-- Data records for software interfaces --

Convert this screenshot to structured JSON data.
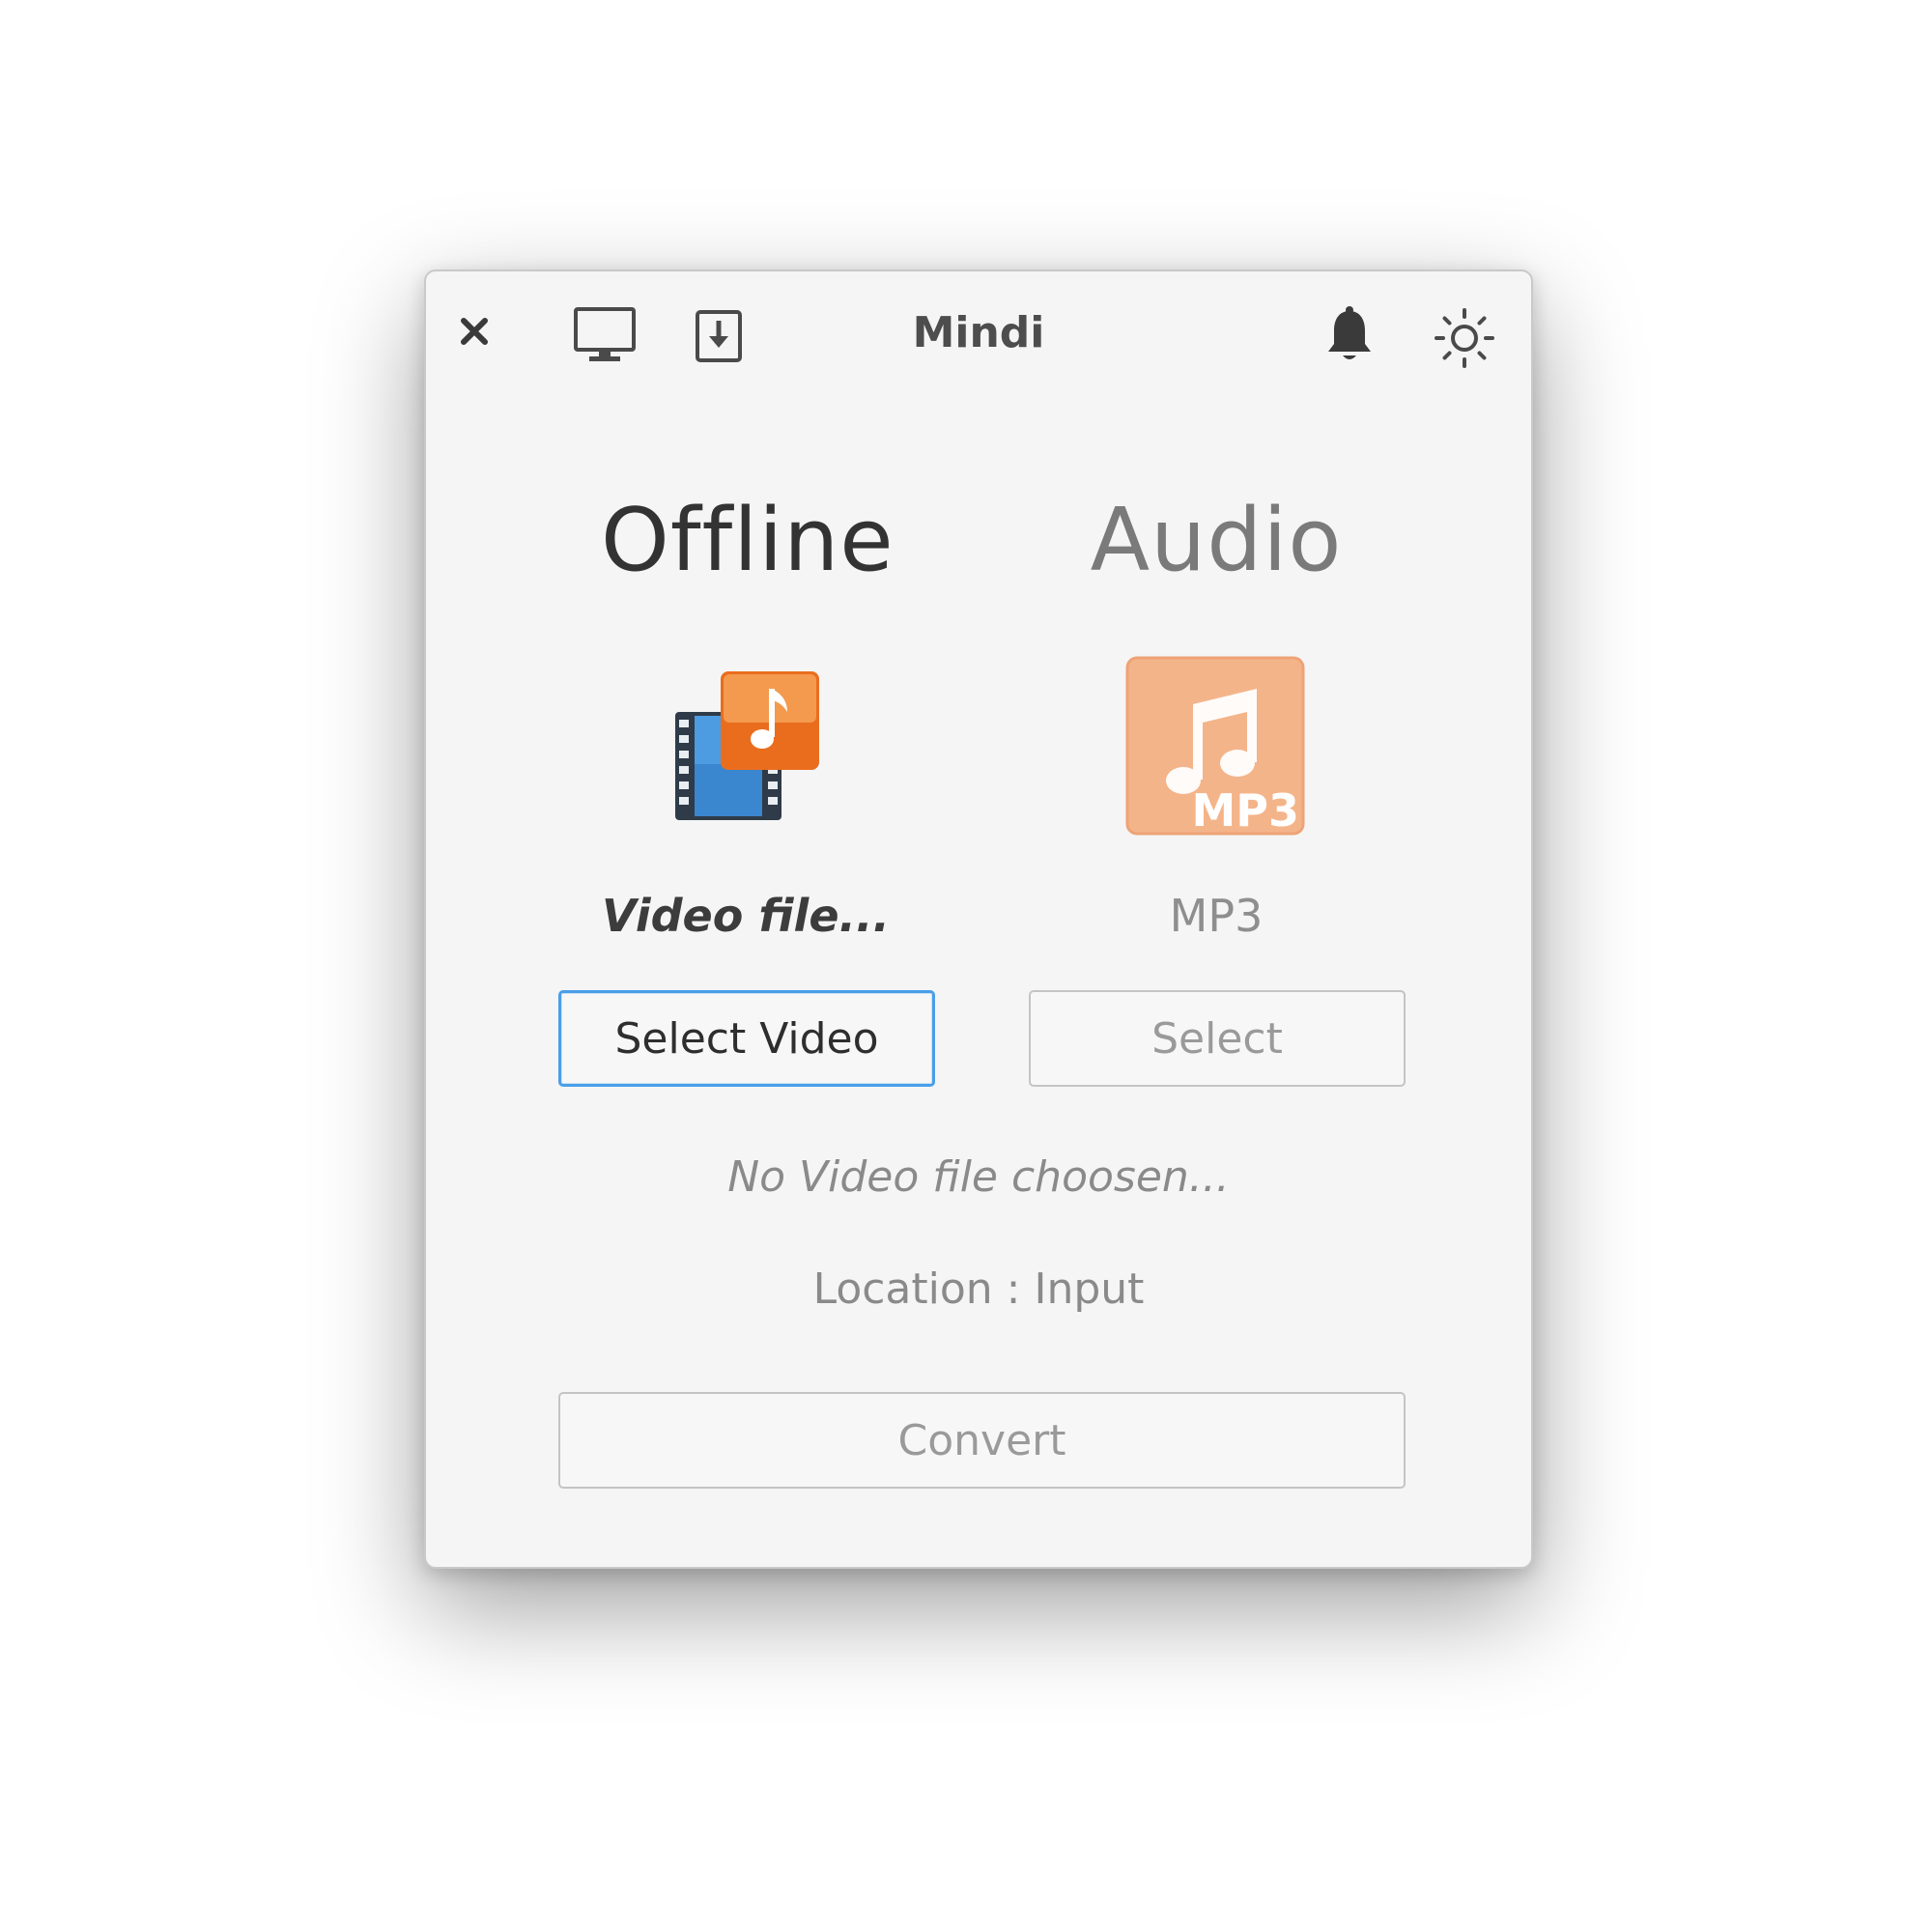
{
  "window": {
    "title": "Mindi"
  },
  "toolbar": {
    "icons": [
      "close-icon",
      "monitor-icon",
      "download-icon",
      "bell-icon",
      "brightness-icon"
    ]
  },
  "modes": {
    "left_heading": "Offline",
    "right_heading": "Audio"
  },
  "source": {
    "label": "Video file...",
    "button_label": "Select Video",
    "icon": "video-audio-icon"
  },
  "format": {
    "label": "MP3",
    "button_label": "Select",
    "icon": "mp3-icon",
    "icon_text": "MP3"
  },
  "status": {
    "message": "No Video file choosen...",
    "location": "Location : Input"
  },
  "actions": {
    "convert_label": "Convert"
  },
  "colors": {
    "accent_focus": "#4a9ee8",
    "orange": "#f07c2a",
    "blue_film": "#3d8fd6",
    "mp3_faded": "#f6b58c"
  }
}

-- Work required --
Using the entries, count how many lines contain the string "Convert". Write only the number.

-- Answer --
2